Lupus ANA test, positive or negative?


One of the first tests that a doctor will order when a patient is suspected of having Lupus is an antinuclear test called the ANA.

That test studies serum (blood etc.) to see if there are any active autoantibodies doing battle with antigens.

There are two methods used to conduct this test, ELISA which is pretty much of an automated process, and the old fashion method called Immunofluorescent Assay. The old fashion technique involves an experienced lab technician to look for those little culprits under a sophisticated microscope.

The ELISA test is considered more sensitive and specific, and most importantly it is really quick and cheap to do.

There are two types of ELISA tests, quantitative and qualitative. The usual test that is ordered is the ‘quantitative’ which gives either a ‘positive’ or ‘negative’ result. A ‘qualitative’ test will actually list the ratio of any positive result. They both use the metric of ‘dilution’ to analyze the results.

Hence if your ELISA ANA test is negative, most doctors will stop there and suggest that you may have some other ailment in lieu of Lupus.

Unfortunately these tests are not perfect nor are they regulated per se by the FDA.

In fact, there are numerous manufacturers of ELISA Kits all vying for business with medical laboratories.

Each of the different manufacturers have their own design protocol for creating an ELISA Kit supplying the supposedly correct antigens to be used against a patient’s serum that may or may not contain autoantibodies. Remember, the goal is looking for too many autoantibodies which may be causing havoc in your body.

The American College of Rheumatology which is the pseudo-governing body of standards for rheumatic diseases recommends using the old fashion test, specifically the Indirect Immunofluorescent Assay (IIFA). They refer to it as “the gold standard.”

This test requires an experienced lab technician to analyze the patient’s autoantibodies against targeted antigens. The semi-automated ELISA test takes around 90 minutes and the IIFA test can take anywhere up to 3 hours to complete. Furthermore, most reputable labs using the IIFA will have at least three lab technicians verify the results before committing to them.

In a research paper published by the Cleveland Clinic in July of 2015, they concluded that although the ELISA test is more sensitive and specific, the IIFA test with a positive low titer ratio of 1:40 is what should be used in evaluating a patient for Lupus.
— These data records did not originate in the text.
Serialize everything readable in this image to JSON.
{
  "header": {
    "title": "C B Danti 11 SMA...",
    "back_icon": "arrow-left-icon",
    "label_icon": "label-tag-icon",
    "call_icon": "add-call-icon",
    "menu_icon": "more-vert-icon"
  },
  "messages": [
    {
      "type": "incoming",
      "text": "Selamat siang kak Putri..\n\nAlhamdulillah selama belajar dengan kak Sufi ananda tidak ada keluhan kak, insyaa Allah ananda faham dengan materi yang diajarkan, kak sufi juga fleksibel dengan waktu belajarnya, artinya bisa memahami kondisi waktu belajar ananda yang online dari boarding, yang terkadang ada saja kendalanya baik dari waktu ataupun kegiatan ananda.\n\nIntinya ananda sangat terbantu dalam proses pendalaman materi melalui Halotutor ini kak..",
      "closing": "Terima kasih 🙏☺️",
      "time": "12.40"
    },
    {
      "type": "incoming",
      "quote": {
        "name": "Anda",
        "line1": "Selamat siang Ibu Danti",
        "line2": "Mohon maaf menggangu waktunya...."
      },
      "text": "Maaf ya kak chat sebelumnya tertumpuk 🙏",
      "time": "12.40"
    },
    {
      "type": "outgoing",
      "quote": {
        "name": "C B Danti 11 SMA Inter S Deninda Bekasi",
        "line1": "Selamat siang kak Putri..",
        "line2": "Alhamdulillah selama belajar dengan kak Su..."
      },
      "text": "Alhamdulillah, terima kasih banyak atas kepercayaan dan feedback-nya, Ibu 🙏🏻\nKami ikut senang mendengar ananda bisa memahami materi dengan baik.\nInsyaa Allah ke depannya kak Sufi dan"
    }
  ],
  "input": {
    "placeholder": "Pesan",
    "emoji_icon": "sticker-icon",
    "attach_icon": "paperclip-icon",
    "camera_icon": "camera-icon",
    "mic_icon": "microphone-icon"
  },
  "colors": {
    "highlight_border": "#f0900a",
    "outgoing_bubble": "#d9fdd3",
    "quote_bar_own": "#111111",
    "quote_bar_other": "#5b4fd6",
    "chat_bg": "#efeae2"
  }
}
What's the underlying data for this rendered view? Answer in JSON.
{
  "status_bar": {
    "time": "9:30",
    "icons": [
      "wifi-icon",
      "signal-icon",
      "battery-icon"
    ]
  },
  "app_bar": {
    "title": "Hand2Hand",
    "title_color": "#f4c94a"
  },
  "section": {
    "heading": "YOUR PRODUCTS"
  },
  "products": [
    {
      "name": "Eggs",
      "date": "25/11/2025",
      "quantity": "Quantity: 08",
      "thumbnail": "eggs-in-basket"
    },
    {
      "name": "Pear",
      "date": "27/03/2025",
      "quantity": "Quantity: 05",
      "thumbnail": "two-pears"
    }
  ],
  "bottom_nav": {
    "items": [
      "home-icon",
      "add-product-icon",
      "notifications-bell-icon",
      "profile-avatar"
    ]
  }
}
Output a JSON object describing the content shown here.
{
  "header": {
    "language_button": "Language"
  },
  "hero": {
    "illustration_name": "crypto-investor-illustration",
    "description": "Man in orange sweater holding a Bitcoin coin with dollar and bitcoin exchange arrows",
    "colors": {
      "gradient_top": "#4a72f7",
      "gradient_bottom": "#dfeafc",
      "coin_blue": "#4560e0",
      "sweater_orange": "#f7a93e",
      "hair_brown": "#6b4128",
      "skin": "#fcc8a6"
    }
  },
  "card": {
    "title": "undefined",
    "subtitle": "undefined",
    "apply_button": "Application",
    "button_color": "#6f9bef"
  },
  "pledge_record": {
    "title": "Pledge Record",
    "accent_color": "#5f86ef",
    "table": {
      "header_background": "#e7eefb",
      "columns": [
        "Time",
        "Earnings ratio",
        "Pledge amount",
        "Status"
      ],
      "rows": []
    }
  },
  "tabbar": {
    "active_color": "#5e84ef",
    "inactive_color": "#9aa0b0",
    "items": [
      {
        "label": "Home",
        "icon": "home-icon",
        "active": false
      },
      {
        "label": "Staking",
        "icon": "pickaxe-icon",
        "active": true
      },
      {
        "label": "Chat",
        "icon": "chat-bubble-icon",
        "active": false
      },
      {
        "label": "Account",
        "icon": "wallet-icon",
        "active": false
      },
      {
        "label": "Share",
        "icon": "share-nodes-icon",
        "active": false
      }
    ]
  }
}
After careful analysis of varying ELISA Kits tested against a sample population of patients with a concrete diagnosis of Lupus, they discovered that the ELISA test could actually provide a false negative.

In other words, a higher sensitivity and specificity does not always provide an accurate result.

Furthermore, if one peruses the Lupus Support network and reads the comments by a multitude of individuals, many have reported that every six months their ANA test will revert to either a positive or a negative. The implication is that sometimes an ANA test is only relevant during an active disease state.

Should the reader of this post still be in the process of being evaluated for Lupus and an ANA test has been done, first check to see if it was an ELISA test, then whether or not it was a ‘quantified’ or ‘qualified’ test.

If it was an ELISA test and it came back negative, use the report referenced in this post with the link above and show it to your rheumatologist.

Ask your doctor to request an Indirect Immunofluorescent Assay (IIFA) test be conducted to see if there is a positive result at a dilution of 1:40.

In order for either the ELISA ANA test or the IIFA ANA test to be of value, it is essential that the patient is not currently taking any kind of immunosuppressant medications such as Prednisone or Aspirin.

[To be continued…]